■ **Problem statement**: Whenever a line carries the word "Crédito", pull it out of the entries.

■ **Records for the task**:
+===+

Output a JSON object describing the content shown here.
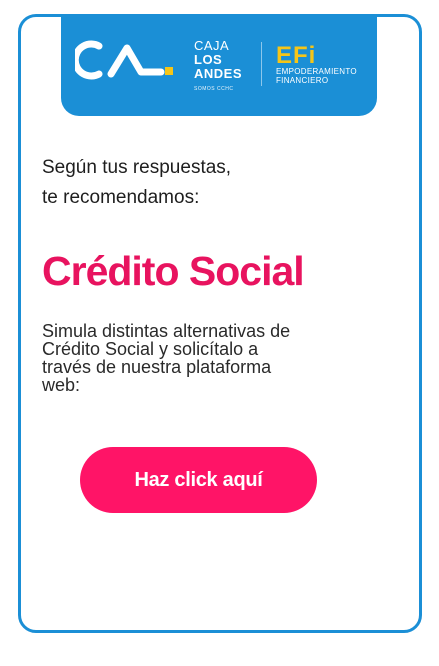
{
  "brand": {
    "line1": "CAJA",
    "line2": "LOS",
    "line3": "ANDES",
    "tagline": "SOMOS CCHC",
    "efi_logo": "EFi",
    "efi_sub1": "EMPODERAMIENTO",
    "efi_sub2": "FINANCIERO"
  },
  "intro": {
    "line1": "Según tus respuestas,",
    "line2": "te recomendamos:"
  },
  "product": {
    "title": "Crédito Social"
  },
  "description": {
    "line1": "Simula distintas alternativas de",
    "line2": "Crédito Social y solicítalo a",
    "line3": "través de nuestra plataforma",
    "line4": "web:"
  },
  "cta": {
    "label": "Haz click aquí"
  },
  "colors": {
    "brand_blue": "#1b8fd6",
    "accent_pink": "#e8135f",
    "button_pink": "#ff1467",
    "efi_yellow": "#f5c518"
  }
}
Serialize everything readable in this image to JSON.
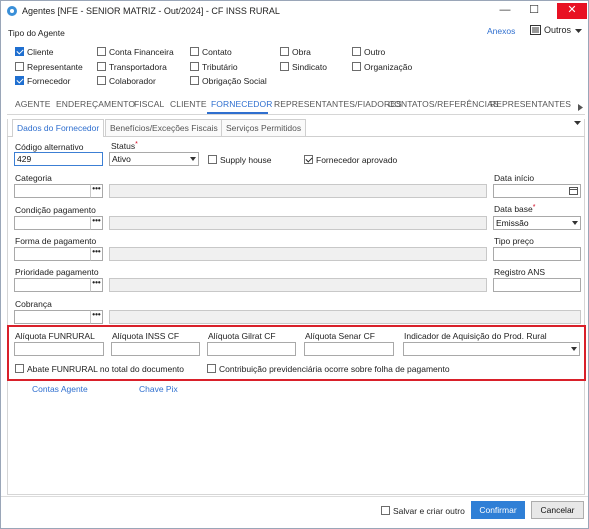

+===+

■ **Finished exercise**:
    "title": "Crédito Social"
    "line2": "Crédito Social y solicítalo a",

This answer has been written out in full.